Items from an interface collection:
################

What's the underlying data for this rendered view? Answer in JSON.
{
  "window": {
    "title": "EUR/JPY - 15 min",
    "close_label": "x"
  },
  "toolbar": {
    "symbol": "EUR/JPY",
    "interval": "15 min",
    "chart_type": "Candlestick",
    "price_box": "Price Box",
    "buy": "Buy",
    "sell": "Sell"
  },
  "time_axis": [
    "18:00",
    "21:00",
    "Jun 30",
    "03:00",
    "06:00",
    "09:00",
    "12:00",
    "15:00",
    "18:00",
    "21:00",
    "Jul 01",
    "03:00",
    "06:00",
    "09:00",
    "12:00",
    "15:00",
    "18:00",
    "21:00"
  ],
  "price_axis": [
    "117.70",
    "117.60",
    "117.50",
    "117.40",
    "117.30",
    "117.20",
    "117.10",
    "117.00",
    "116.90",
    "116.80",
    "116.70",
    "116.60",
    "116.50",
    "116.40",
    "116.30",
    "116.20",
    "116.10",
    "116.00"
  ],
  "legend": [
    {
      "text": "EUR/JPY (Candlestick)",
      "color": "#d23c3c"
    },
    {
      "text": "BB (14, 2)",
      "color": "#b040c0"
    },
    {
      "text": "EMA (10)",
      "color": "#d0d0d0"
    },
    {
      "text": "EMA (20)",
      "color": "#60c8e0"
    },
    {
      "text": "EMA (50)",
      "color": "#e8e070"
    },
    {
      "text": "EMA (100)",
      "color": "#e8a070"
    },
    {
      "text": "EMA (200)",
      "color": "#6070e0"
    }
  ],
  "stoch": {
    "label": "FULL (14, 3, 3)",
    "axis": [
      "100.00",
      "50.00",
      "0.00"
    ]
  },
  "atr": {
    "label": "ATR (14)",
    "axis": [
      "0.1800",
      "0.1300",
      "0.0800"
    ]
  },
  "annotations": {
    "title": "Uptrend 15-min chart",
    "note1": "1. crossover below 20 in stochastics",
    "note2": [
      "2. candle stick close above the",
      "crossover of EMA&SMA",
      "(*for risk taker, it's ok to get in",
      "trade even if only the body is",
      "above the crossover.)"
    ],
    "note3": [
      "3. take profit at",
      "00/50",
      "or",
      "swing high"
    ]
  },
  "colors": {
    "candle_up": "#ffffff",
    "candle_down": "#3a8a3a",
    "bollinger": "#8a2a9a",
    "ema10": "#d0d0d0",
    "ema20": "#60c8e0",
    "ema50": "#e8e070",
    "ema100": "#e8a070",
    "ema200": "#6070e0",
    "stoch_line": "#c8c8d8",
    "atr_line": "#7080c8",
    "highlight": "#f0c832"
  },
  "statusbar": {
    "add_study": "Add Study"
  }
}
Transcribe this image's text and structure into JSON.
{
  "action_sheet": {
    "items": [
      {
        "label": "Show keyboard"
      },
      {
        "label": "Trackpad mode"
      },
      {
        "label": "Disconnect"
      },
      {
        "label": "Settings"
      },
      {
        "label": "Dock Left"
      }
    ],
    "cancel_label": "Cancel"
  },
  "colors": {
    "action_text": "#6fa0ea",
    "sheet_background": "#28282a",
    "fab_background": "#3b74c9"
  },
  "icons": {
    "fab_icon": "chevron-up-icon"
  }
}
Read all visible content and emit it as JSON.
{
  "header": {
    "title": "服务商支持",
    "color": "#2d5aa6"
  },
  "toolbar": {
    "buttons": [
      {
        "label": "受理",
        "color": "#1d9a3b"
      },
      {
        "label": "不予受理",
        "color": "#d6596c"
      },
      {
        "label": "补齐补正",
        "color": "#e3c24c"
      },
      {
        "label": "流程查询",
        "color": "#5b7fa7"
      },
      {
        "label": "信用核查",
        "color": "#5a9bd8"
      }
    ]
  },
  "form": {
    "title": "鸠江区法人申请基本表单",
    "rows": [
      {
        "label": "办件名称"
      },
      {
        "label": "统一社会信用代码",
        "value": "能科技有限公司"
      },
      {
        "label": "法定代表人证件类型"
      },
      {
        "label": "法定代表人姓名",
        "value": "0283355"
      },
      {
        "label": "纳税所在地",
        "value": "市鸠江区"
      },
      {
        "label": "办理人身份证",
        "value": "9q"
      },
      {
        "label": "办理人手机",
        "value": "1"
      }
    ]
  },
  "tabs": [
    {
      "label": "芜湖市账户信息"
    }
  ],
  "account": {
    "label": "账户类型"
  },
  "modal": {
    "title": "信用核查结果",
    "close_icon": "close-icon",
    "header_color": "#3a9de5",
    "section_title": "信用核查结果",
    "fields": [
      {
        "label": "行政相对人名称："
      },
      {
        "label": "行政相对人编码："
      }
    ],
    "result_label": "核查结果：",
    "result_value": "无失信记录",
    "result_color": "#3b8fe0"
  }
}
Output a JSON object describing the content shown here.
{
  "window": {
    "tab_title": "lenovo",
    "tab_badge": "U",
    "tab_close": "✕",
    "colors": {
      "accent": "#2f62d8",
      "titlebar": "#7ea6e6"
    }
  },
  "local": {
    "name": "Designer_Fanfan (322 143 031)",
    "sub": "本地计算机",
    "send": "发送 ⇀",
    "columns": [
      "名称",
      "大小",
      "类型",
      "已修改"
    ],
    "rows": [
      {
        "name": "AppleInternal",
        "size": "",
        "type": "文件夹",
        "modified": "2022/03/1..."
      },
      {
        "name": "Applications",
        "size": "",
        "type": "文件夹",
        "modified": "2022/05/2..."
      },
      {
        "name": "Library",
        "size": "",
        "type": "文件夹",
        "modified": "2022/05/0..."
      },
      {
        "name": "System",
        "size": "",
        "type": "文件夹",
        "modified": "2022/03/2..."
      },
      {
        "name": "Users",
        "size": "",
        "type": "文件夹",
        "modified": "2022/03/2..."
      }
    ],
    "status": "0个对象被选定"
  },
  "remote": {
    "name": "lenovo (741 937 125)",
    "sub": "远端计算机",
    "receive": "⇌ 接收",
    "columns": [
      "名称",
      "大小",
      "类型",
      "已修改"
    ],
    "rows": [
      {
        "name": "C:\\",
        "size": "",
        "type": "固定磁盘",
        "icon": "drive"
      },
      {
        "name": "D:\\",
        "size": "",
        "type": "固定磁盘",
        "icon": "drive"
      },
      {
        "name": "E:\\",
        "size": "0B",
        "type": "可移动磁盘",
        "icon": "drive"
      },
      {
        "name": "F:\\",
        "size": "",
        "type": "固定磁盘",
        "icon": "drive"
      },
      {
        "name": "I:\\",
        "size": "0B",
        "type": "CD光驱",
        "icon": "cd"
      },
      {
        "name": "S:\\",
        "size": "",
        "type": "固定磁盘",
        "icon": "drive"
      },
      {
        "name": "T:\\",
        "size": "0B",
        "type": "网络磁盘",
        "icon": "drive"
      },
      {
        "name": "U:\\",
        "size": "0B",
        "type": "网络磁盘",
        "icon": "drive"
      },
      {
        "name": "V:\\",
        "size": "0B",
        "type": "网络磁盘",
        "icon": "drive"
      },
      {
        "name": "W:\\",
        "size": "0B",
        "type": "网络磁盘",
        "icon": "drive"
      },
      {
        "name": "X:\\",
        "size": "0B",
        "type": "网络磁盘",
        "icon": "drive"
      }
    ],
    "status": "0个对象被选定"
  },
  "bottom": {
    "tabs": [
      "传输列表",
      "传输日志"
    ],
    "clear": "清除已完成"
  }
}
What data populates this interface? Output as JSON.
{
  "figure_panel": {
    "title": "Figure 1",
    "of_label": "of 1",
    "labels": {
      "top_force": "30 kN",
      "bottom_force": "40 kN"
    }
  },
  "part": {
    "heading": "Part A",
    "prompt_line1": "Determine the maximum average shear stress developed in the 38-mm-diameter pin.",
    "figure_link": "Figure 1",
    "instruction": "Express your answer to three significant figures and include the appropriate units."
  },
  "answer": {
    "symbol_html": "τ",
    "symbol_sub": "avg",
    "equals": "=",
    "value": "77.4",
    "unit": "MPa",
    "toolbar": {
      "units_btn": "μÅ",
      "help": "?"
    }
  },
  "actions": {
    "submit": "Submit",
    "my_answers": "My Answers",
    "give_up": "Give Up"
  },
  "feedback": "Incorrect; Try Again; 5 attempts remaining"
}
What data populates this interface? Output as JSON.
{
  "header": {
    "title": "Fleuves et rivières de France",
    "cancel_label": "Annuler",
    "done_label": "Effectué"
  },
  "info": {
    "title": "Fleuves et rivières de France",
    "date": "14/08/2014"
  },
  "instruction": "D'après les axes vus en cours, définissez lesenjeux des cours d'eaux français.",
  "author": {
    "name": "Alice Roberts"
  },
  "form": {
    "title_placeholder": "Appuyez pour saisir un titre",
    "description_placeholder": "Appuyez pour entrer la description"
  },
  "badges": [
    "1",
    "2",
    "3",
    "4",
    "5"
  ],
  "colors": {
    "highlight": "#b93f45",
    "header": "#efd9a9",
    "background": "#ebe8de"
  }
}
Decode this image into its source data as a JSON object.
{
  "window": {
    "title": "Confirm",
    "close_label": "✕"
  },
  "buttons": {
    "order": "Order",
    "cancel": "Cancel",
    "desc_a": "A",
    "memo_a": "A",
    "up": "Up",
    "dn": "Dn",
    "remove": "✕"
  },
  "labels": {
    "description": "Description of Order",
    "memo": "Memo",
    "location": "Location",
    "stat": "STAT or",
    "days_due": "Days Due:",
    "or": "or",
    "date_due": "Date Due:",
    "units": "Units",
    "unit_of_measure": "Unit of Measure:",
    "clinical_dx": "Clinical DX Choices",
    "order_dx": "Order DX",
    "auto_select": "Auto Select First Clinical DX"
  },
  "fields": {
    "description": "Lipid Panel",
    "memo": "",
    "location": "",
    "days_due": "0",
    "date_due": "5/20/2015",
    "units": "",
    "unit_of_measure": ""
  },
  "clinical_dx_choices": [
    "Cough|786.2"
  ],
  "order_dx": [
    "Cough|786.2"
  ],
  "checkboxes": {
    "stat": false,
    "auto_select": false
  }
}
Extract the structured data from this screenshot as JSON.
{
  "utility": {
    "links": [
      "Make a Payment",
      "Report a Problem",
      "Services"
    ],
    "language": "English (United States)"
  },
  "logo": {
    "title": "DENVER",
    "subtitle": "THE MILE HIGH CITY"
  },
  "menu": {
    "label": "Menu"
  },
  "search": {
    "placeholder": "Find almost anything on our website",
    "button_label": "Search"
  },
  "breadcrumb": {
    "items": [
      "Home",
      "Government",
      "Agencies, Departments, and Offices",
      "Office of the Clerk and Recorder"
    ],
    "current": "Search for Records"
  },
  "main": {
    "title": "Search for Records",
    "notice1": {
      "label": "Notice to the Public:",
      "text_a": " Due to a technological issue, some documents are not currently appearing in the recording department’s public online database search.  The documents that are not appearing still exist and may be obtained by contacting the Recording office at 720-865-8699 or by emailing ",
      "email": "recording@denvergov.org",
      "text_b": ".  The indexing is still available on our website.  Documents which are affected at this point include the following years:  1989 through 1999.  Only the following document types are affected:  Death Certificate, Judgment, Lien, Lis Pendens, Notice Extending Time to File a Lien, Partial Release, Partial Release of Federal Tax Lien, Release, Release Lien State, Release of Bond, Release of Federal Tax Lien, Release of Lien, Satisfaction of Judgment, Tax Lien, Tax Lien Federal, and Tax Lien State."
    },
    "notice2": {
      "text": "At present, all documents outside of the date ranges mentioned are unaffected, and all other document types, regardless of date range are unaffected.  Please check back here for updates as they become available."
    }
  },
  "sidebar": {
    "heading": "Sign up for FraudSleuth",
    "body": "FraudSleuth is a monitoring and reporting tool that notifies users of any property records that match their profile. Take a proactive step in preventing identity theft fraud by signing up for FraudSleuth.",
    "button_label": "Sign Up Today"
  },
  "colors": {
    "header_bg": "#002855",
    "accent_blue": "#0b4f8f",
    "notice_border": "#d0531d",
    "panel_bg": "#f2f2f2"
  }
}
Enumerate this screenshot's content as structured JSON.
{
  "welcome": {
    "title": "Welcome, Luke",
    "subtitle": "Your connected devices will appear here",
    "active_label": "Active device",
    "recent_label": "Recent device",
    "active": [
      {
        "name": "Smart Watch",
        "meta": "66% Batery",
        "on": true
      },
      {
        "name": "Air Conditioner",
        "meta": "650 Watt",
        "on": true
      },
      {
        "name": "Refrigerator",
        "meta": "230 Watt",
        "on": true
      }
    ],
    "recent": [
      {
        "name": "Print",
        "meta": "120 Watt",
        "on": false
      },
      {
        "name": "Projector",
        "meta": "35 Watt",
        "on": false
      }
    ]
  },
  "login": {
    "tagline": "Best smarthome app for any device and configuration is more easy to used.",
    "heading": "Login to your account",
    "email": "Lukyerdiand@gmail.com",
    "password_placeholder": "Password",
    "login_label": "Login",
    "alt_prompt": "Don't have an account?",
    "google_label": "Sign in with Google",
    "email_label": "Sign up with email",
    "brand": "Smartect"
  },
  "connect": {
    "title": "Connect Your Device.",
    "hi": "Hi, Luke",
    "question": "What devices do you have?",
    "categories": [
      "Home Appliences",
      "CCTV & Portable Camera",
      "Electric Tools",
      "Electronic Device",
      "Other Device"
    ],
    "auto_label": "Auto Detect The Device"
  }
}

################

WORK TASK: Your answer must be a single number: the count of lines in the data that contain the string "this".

EXPECTED ANSWER: 8